PROBLEM STATEMENT => To complete the exercise, repeat every record exactly as it stands.

(Items from an interface collection)
——————

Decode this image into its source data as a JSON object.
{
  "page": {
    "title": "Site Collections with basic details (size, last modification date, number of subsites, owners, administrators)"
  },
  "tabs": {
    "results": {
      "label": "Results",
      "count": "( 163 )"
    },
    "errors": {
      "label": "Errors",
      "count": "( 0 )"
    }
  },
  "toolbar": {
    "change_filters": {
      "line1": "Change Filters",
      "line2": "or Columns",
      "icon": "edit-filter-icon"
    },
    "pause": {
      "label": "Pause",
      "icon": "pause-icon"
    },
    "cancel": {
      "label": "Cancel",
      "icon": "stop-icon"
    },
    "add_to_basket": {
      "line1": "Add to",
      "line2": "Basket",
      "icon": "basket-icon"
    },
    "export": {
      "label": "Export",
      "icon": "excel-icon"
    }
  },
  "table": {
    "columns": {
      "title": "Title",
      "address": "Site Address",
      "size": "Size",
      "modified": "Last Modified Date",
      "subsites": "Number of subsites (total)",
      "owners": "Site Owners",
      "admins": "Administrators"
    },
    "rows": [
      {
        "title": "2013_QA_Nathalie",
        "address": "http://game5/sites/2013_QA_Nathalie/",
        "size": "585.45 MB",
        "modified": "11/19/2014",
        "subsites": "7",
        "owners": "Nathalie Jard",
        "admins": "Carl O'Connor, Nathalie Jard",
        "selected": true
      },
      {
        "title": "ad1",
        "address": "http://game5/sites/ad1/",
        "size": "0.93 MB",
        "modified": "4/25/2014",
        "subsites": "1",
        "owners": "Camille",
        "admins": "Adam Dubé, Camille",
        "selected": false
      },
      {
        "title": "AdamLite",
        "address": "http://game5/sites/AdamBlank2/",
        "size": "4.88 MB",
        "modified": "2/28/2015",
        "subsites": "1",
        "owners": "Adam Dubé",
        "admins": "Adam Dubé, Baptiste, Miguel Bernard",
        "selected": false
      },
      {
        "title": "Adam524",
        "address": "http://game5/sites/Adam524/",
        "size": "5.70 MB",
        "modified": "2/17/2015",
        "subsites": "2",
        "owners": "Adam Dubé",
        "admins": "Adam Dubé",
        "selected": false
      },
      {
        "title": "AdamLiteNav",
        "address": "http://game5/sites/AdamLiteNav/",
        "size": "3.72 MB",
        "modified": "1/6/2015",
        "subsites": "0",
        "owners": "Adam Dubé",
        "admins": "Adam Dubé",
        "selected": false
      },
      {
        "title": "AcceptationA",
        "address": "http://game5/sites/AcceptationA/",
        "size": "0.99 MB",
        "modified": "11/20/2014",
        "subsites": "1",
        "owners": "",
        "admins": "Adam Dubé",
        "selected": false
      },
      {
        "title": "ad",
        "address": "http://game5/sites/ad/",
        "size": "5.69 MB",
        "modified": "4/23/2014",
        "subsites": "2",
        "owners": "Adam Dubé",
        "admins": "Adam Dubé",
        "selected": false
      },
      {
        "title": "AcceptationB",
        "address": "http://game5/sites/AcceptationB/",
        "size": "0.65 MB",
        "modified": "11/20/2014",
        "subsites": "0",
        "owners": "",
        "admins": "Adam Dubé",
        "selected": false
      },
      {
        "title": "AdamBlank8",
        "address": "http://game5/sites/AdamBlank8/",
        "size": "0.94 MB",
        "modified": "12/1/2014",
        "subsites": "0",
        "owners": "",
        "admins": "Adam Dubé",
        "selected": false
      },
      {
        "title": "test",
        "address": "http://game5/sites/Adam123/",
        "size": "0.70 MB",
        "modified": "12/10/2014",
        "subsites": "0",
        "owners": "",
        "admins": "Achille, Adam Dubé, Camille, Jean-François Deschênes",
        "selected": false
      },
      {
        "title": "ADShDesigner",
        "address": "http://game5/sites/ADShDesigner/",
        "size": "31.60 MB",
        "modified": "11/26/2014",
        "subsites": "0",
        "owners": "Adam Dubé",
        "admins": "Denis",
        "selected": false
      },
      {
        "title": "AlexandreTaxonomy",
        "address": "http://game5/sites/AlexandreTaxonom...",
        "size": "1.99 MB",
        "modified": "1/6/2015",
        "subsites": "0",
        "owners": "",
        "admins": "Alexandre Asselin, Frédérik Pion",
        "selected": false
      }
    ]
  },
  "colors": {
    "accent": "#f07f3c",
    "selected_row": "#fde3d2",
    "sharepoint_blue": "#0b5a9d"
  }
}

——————

TASK ANSWER =>
Decode this image into its source data as a JSON object.
{
  "page": {
    "title": "Site Collections with basic details (size, last modification date, number of subsites, owners, administrators)"
  },
  "tabs": {
    "results": {
      "label": "Results",
      "count": "( 163 )"
    },
    "errors": {
      "label": "Errors",
      "count": "( 0 )"
    }
  },
  "toolbar": {
    "change_filters": {
      "line1": "Change Filters",
      "line2": "or Columns",
      "icon": "edit-filter-icon"
    },
    "pause": {
      "label": "Pause",
      "icon": "pause-icon"
    },
    "cancel": {
      "label": "Cancel",
      "icon": "stop-icon"
    },
    "add_to_basket": {
      "line1": "Add to",
      "line2": "Basket",
      "icon": "basket-icon"
    },
    "export": {
      "label": "Export",
      "icon": "excel-icon"
    }
  },
  "table": {
    "columns": {
      "title": "Title",
      "address": "Site Address",
      "size": "Size",
      "modified": "Last Modified Date",
      "subsites": "Number of subsites (total)",
      "owners": "Site Owners",
      "admins": "Administrators"
    },
    "rows": [
      {
        "title": "2013_QA_Nathalie",
        "address": "http://game5/sites/2013_QA_Nathalie/",
        "size": "585.45 MB",
        "modified": "11/19/2014",
        "subsites": "7",
        "owners": "Nathalie Jard",
        "admins": "Carl O'Connor, Nathalie Jard",
        "selected": true
      },
      {
        "title": "ad1",
        "address": "http://game5/sites/ad1/",
        "size": "0.93 MB",
        "modified": "4/25/2014",
        "subsites": "1",
        "owners": "Camille",
        "admins": "Adam Dubé, Camille",
        "selected": false
      },
      {
        "title": "AdamLite",
        "address": "http://game5/sites/AdamBlank2/",
        "size": "4.88 MB",
        "modified": "2/28/2015",
        "subsites": "1",
        "owners": "Adam Dubé",
        "admins": "Adam Dubé, Baptiste, Miguel Bernard",
        "selected": false
      },
      {
        "title": "Adam524",
        "address": "http://game5/sites/Adam524/",
        "size": "5.70 MB",
        "modified": "2/17/2015",
        "subsites": "2",
        "owners": "Adam Dubé",
        "admins": "Adam Dubé",
        "selected": false
      },
      {
        "title": "AdamLiteNav",
        "address": "http://game5/sites/AdamLiteNav/",
        "size": "3.72 MB",
        "modified": "1/6/2015",
        "subsites": "0",
        "owners": "Adam Dubé",
        "admins": "Adam Dubé",
        "selected": false
      },
      {
        "title": "AcceptationA",
        "address": "http://game5/sites/AcceptationA/",
        "size": "0.99 MB",
        "modified": "11/20/2014",
        "subsites": "1",
        "owners": "",
        "admins": "Adam Dubé",
        "selected": false
      },
      {
        "title": "ad",
        "address": "http://game5/sites/ad/",
        "size": "5.69 MB",
        "modified": "4/23/2014",
        "subsites": "2",
        "owners": "Adam Dubé",
        "admins": "Adam Dubé",
        "selected": false
      },
      {
        "title": "AcceptationB",
        "address": "http://game5/sites/AcceptationB/",
        "size": "0.65 MB",
        "modified": "11/20/2014",
        "subsites": "0",
        "owners": "",
        "admins": "Adam Dubé",
        "selected": false
      },
      {
        "title": "AdamBlank8",
        "address": "http://game5/sites/AdamBlank8/",
        "size": "0.94 MB",
        "modified": "12/1/2014",
        "subsites": "0",
        "owners": "",
        "admins": "Adam Dubé",
        "selected": false
      },
      {
        "title": "test",
        "address": "http://game5/sites/Adam123/",
        "size": "0.70 MB",
        "modified": "12/10/2014",
        "subsites": "0",
        "owners": "",
        "admins": "Achille, Adam Dubé, Camille, Jean-François Deschênes",
        "selected": false
      },
      {
        "title": "ADShDesigner",
        "address": "http://game5/sites/ADShDesigner/",
        "size": "31.60 MB",
        "modified": "11/26/2014",
        "subsites": "0",
        "owners": "Adam Dubé",
        "admins": "Denis",
        "selected": false
      },
      {
        "title": "AlexandreTaxonomy",
        "address": "http://game5/sites/AlexandreTaxonom...",
        "size": "1.99 MB",
        "modified": "1/6/2015",
        "subsites": "0",
        "owners": "",
        "admins": "Alexandre Asselin, Frédérik Pion",
        "selected": false
      }
    ]
  },
  "colors": {
    "accent": "#f07f3c",
    "selected_row": "#fde3d2",
    "sharepoint_blue": "#0b5a9d"
  }
}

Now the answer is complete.